Exclude the pictures; give every entry again exactly as written.

• _Task data_
▬▬▬▬▬▬▬▬▬▬

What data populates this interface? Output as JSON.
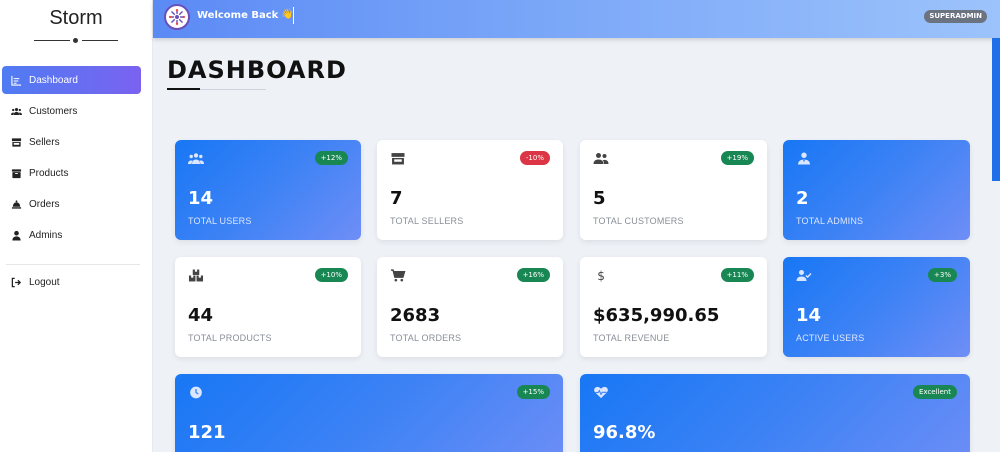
{
  "sidebar": {
    "brand": "Storm",
    "items": [
      {
        "label": "Dashboard",
        "icon": "dashboard-icon",
        "active": true
      },
      {
        "label": "Customers",
        "icon": "users-icon"
      },
      {
        "label": "Sellers",
        "icon": "store-icon"
      },
      {
        "label": "Products",
        "icon": "box-icon"
      },
      {
        "label": "Orders",
        "icon": "bell-icon"
      },
      {
        "label": "Admins",
        "icon": "user-icon"
      }
    ],
    "logout": "Logout"
  },
  "header": {
    "welcome": "Welcome Back",
    "emoji": "👋",
    "role": "SUPERADMIN"
  },
  "main": {
    "title": "DASHBOARD",
    "cards": [
      {
        "value": "14",
        "label": "TOTAL USERS",
        "badge": "+12%",
        "badge_type": "green",
        "style": "blue",
        "icon": "users-icon"
      },
      {
        "value": "7",
        "label": "TOTAL SELLERS",
        "badge": "-10%",
        "badge_type": "red",
        "style": "white",
        "icon": "store-icon"
      },
      {
        "value": "5",
        "label": "TOTAL CUSTOMERS",
        "badge": "+19%",
        "badge_type": "green",
        "style": "white",
        "icon": "customers-icon"
      },
      {
        "value": "2",
        "label": "TOTAL ADMINS",
        "badge": "",
        "badge_type": "",
        "style": "blue",
        "icon": "admin-icon"
      },
      {
        "value": "44",
        "label": "TOTAL PRODUCTS",
        "badge": "+10%",
        "badge_type": "green",
        "style": "white",
        "icon": "boxes-icon"
      },
      {
        "value": "2683",
        "label": "TOTAL ORDERS",
        "badge": "+16%",
        "badge_type": "green",
        "style": "white",
        "icon": "cart-icon"
      },
      {
        "value": "$635,990.65",
        "label": "TOTAL REVENUE",
        "badge": "+11%",
        "badge_type": "green",
        "style": "white",
        "icon": "dollar-icon"
      },
      {
        "value": "14",
        "label": "ACTIVE USERS",
        "badge": "+3%",
        "badge_type": "green",
        "style": "blue",
        "icon": "user-check-icon"
      },
      {
        "value": "121",
        "label": "",
        "badge": "+15%",
        "badge_type": "green",
        "style": "blue",
        "icon": "clock-icon"
      },
      {
        "value": "96.8%",
        "label": "",
        "badge": "Excellent",
        "badge_type": "green",
        "style": "blue",
        "icon": "heartbeat-icon"
      }
    ]
  },
  "colors": {
    "accent": "#1877f5",
    "active_nav_start": "#4f7cf3",
    "active_nav_end": "#7a62f0",
    "badge_green": "#198754",
    "badge_red": "#dc3545"
  }
}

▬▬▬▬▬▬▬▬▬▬

• _Problem solution_
What data populates this interface? Output as JSON.
{
  "sidebar": {
    "brand": "Storm",
    "items": [
      {
        "label": "Dashboard",
        "icon": "dashboard-icon",
        "active": true
      },
      {
        "label": "Customers",
        "icon": "users-icon"
      },
      {
        "label": "Sellers",
        "icon": "store-icon"
      },
      {
        "label": "Products",
        "icon": "box-icon"
      },
      {
        "label": "Orders",
        "icon": "bell-icon"
      },
      {
        "label": "Admins",
        "icon": "user-icon"
      }
    ],
    "logout": "Logout"
  },
  "header": {
    "welcome": "Welcome Back",
    "emoji": "👋",
    "role": "SUPERADMIN"
  },
  "main": {
    "title": "DASHBOARD",
    "cards": [
      {
        "value": "14",
        "label": "TOTAL USERS",
        "badge": "+12%",
        "badge_type": "green",
        "style": "blue",
        "icon": "users-icon"
      },
      {
        "value": "7",
        "label": "TOTAL SELLERS",
        "badge": "-10%",
        "badge_type": "red",
        "style": "white",
        "icon": "store-icon"
      },
      {
        "value": "5",
        "label": "TOTAL CUSTOMERS",
        "badge": "+19%",
        "badge_type": "green",
        "style": "white",
        "icon": "customers-icon"
      },
      {
        "value": "2",
        "label": "TOTAL ADMINS",
        "badge": "",
        "badge_type": "",
        "style": "blue",
        "icon": "admin-icon"
      },
      {
        "value": "44",
        "label": "TOTAL PRODUCTS",
        "badge": "+10%",
        "badge_type": "green",
        "style": "white",
        "icon": "boxes-icon"
      },
      {
        "value": "2683",
        "label": "TOTAL ORDERS",
        "badge": "+16%",
        "badge_type": "green",
        "style": "white",
        "icon": "cart-icon"
      },
      {
        "value": "$635,990.65",
        "label": "TOTAL REVENUE",
        "badge": "+11%",
        "badge_type": "green",
        "style": "white",
        "icon": "dollar-icon"
      },
      {
        "value": "14",
        "label": "ACTIVE USERS",
        "badge": "+3%",
        "badge_type": "green",
        "style": "blue",
        "icon": "user-check-icon"
      },
      {
        "value": "121",
        "label": "",
        "badge": "+15%",
        "badge_type": "green",
        "style": "blue",
        "icon": "clock-icon"
      },
      {
        "value": "96.8%",
        "label": "",
        "badge": "Excellent",
        "badge_type": "green",
        "style": "blue",
        "icon": "heartbeat-icon"
      }
    ]
  },
  "colors": {
    "accent": "#1877f5",
    "active_nav_start": "#4f7cf3",
    "active_nav_end": "#7a62f0",
    "badge_green": "#198754",
    "badge_red": "#dc3545"
  }
}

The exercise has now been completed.